[EXERCISE MATERIAL — start]

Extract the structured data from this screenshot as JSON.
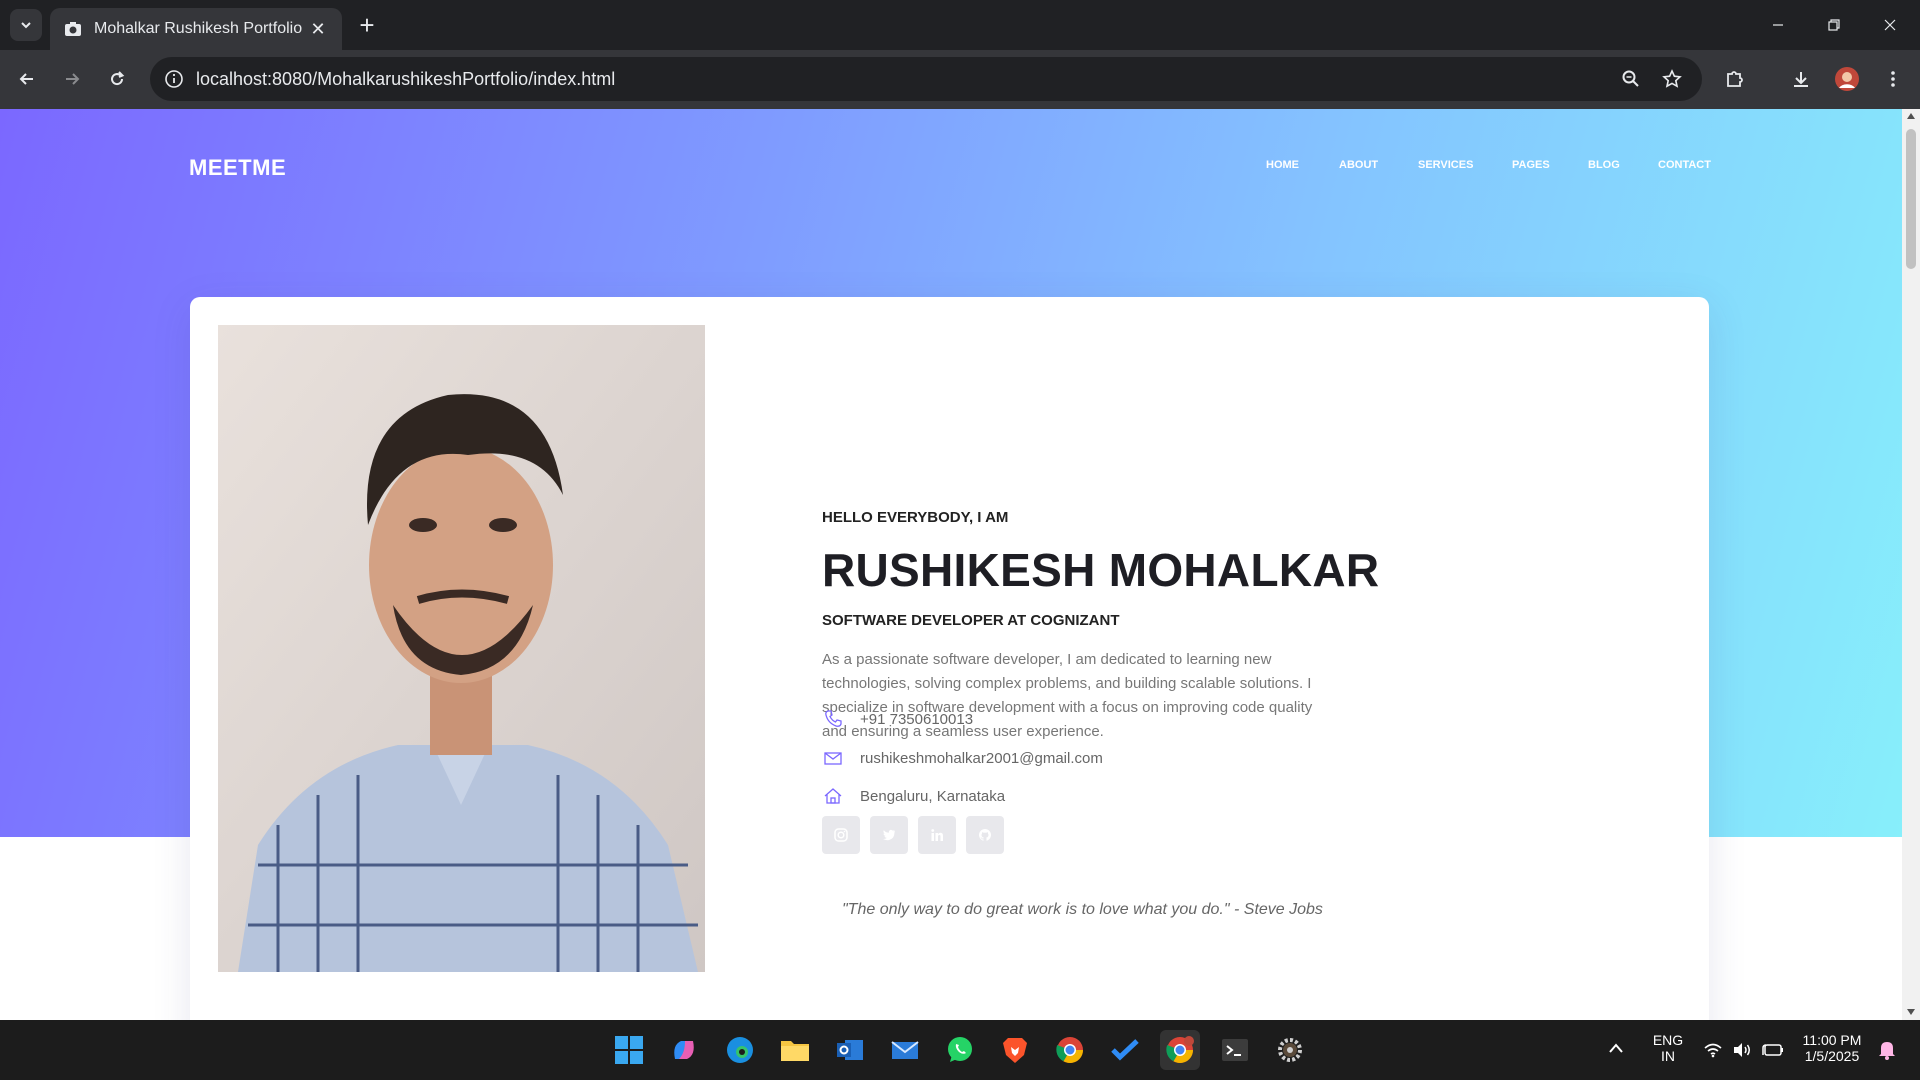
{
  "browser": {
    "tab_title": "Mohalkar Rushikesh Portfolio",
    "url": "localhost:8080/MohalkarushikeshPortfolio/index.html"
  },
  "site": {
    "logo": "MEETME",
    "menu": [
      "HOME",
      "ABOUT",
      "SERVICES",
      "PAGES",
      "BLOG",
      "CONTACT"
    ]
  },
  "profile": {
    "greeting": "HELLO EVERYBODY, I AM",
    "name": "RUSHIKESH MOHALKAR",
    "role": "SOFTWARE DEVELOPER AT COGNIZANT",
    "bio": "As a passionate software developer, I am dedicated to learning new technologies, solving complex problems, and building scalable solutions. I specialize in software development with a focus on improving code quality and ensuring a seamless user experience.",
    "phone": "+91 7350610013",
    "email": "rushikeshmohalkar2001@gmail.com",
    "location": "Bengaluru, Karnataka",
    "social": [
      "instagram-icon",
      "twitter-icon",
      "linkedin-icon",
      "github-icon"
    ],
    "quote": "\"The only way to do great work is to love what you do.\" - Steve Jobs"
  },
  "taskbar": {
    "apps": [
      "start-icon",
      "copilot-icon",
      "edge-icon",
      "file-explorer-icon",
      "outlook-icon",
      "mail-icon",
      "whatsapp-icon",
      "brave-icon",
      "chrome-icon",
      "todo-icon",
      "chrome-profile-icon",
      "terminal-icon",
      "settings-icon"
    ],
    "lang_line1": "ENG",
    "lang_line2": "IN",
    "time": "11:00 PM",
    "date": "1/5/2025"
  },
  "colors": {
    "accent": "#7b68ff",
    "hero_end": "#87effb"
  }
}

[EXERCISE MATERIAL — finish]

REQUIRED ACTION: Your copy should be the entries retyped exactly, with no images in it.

SOLUTION FOR THIS EXERCISE:
Extract the structured data from this screenshot as JSON.
{
  "browser": {
    "tab_title": "Mohalkar Rushikesh Portfolio",
    "url": "localhost:8080/MohalkarushikeshPortfolio/index.html"
  },
  "site": {
    "logo": "MEETME",
    "menu": [
      "HOME",
      "ABOUT",
      "SERVICES",
      "PAGES",
      "BLOG",
      "CONTACT"
    ]
  },
  "profile": {
    "greeting": "HELLO EVERYBODY, I AM",
    "name": "RUSHIKESH MOHALKAR",
    "role": "SOFTWARE DEVELOPER AT COGNIZANT",
    "bio": "As a passionate software developer, I am dedicated to learning new technologies, solving complex problems, and building scalable solutions. I specialize in software development with a focus on improving code quality and ensuring a seamless user experience.",
    "phone": "+91 7350610013",
    "email": "rushikeshmohalkar2001@gmail.com",
    "location": "Bengaluru, Karnataka",
    "social": [
      "instagram-icon",
      "twitter-icon",
      "linkedin-icon",
      "github-icon"
    ],
    "quote": "\"The only way to do great work is to love what you do.\" - Steve Jobs"
  },
  "taskbar": {
    "apps": [
      "start-icon",
      "copilot-icon",
      "edge-icon",
      "file-explorer-icon",
      "outlook-icon",
      "mail-icon",
      "whatsapp-icon",
      "brave-icon",
      "chrome-icon",
      "todo-icon",
      "chrome-profile-icon",
      "terminal-icon",
      "settings-icon"
    ],
    "lang_line1": "ENG",
    "lang_line2": "IN",
    "time": "11:00 PM",
    "date": "1/5/2025"
  },
  "colors": {
    "accent": "#7b68ff",
    "hero_end": "#87effb"
  }
}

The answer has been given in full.